Last week the racial history of America was very much in the air, with the Supreme Court disabling the Voting Rights Act of 1965, while disputes over Paula Deen‘s affection for the Plantation South and the late Trayvon Martin’s alleged description of George Zimmerman as a “creepy ass cracker” washing across popular culture. Questions about what we are as a nation and who we are as a people, moreover, are traditionally in season just prior to Independence Day.

So Jamie Malanowski’s piece last Wednesday at Ten Miles Square on a new wave of Civil War revisionism, which I didn’t read until the weekend, was well-timed. It quotes at some length a post at The Atlantic by Tony Horwitz distinguishing new revisionists from old:

“Unlike the revisionists of old, [America Aflame author David] Goldfield sees slavery as the bedrock of the Southern cause and abolition as the war’s great achievement. But he argues that white supremacy was so entrenched, North and South, that war and Reconstruction could never deliver true racial justice to freed slaves, who soon became subject to economic peonage, Black Codes, Jim Crow, and rampant lynching. Nor did the war knit the nation back together. Instead, the South became a stagnant backwater, a resentful region that lagged and resisted the nation’s progress. It would take a century and the Civil Rights struggle for blacks to achieve legal equality, and for the South to emerge from poverty and isolation. “Emancipation and reunion, the two great results of this war, were badly compromised,” Goldfield says. Given these equivocal gains, and the immense toll in blood and treasure, he asks: “Was the war worth it? No.”

So whereas the old Civil War revisionists typically viewed Reconstruction as a horrific imposition of postwar tyranny on the South by fanatical and avaricious Yankees, it seems the new revisionists tend to think the unwillingness of the North to see Reconstruction through to a successful conclusion made the destruction wrought by the war excessive if not pointless or even counterproductive.

I have to say this argument is well worth discussing. The more I read about Reconstruction, the more its failure (or more accurately, its abandonment) seems pre-ordained, due to a combination of northern racism and economic colonialism, southern white terrorism, Republican delusions of a White Man’s southern GOP, and Democratic determination to rebuild the party’s national strength on a neo-Confederate Solid South.

What’s less clear, for obvious reasons, is the alternative history of the United States had the Confederacy been allowed to go its separate way. Malanowski offers his own guesses for both regions, including a United States that might have acquired Canada (the nation celebrating its own independence today) and a CSA that might have eventually abolished slavery for purposes of insuring its own economic survival.

I think a lot of revisionists, old and new, may underestimate the extent to which White Supremacy was (and in some precincts, still is) a cultural phenomenon central to white southern identity, and not just an instrument of a doomed agricultural economy. It’s always fascinated me that so many white southern “progressives” during the long reign of Jim Crow–including leading Populists, Wilsonians, and even New Dealers–were among the most virulent of racists. For that matter, the post-Reconstruction Ku Klux Klan viewed itself as “progressive,” and opposed to the reactionary capitalists who fomented race-mixing and tolerated medieval-minded Catholic immigrants.
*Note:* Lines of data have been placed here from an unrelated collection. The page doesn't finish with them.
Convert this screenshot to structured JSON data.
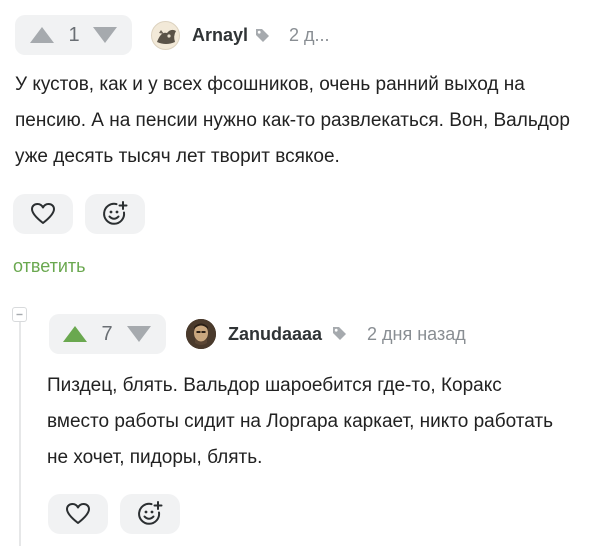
{
  "comments": [
    {
      "rating": "1",
      "author": "Arnayl",
      "time": "2 д...",
      "text": "У кустов, как и у всех фсошников, очень ранний выход на пенсию. А на пенсии нужно как-то развлекаться. Вон, Вальдор уже десять тысяч лет творит всякое.",
      "reply_label": "ответить",
      "upvoted": false
    },
    {
      "rating": "7",
      "author": "Zanudaaaa",
      "time": "2 дня назад",
      "text": "Пиздец, блять. Вальдор шароебится где-то, Коракс вместо работы сидит на Лоргара каркает, никто работать не хочет, пидоры, блять.",
      "upvoted": true
    }
  ],
  "colors": {
    "upvote_active": "#6aa84f",
    "arrow_inactive": "#a6aaae",
    "reply_link": "#6aa84f"
  },
  "icons": [
    "arrow-up-icon",
    "arrow-down-icon",
    "tag-icon",
    "heart-icon",
    "emoji-add-icon",
    "collapse-icon"
  ]
}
That it eventually took what white conservatives aptly called a “Second Reconstruction” to effectively implement the Civil War Amendments to the Constitution is a reminder that a region poisoned by slavery was unlikely to heal itself. Yes, you can make a strong argument that a United States free of the South might have evolved in a significantly more progressive direction. But in the end, if you care about the victims of southern racism (which did include poor white folk whose determination to keep black folk “in their place” kept them in their own place as well), then the argument for letting their masters “go their own way” in hopes of a less disastrous trajectory simply means consigning them to one hell rather than another.

I’m struck at how often commenters at PA volunteer the opinion that we’d all be better off if the South had been allowed to secede, or indeed, were encouraged to secede today. Are you serious about that opinion? And does it bother you that millions of the country’s most powerless people might be betrayed and abandoned yet again?

Ed Kilgore

Ed Kilgore is a political columnist for New York and managing editor at the Democratic Strategist website. He was a contributing writer at the Washington Monthly from January 2012 until November 2015, and was the principal contributor to the Political Animal blog.